- **PROBLEM**:
All lines below containing "screenshot" are to be listed.

*** Opening of DATA IN THIS EXERCISE ***

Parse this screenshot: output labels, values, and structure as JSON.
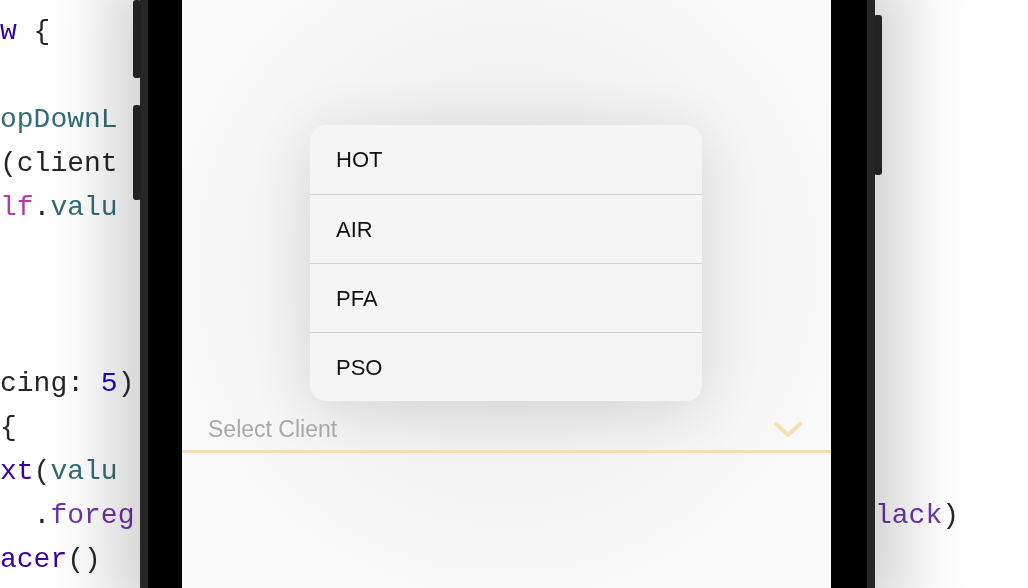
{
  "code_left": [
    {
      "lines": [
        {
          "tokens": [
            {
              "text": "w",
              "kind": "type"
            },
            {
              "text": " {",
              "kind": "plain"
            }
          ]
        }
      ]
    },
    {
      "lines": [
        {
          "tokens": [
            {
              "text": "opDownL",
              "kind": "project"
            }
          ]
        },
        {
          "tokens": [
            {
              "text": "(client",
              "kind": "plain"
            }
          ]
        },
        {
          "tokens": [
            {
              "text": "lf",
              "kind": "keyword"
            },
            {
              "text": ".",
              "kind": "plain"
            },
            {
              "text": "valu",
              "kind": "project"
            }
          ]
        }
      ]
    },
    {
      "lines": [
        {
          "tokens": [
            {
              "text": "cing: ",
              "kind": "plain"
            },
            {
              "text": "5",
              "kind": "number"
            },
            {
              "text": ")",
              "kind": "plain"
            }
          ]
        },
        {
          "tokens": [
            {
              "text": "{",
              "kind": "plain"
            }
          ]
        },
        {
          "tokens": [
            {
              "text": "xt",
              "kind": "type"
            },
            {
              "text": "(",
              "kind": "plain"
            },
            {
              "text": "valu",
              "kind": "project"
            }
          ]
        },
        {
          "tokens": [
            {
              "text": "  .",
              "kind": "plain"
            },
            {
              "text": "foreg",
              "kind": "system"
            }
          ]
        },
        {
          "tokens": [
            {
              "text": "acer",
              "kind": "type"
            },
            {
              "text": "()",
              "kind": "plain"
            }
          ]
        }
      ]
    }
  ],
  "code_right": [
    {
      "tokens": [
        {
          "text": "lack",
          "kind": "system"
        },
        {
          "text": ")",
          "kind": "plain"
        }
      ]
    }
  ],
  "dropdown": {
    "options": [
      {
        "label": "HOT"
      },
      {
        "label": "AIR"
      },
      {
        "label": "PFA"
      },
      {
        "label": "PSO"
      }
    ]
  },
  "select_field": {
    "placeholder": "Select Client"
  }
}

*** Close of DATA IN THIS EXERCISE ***
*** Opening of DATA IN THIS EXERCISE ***

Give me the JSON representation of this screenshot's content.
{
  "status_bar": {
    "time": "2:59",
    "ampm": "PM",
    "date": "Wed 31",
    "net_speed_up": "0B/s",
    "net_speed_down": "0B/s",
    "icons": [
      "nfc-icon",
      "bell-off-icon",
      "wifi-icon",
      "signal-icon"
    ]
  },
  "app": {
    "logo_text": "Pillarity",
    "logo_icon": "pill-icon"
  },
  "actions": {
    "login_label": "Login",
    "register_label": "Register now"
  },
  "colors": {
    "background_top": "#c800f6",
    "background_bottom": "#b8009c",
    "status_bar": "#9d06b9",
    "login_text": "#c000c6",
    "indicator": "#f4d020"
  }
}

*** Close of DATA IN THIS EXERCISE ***

- **RESULT FOR THIS TASK**:
Parse this screenshot: output labels, values, and structure as JSON.
Give me the JSON representation of this screenshot's content.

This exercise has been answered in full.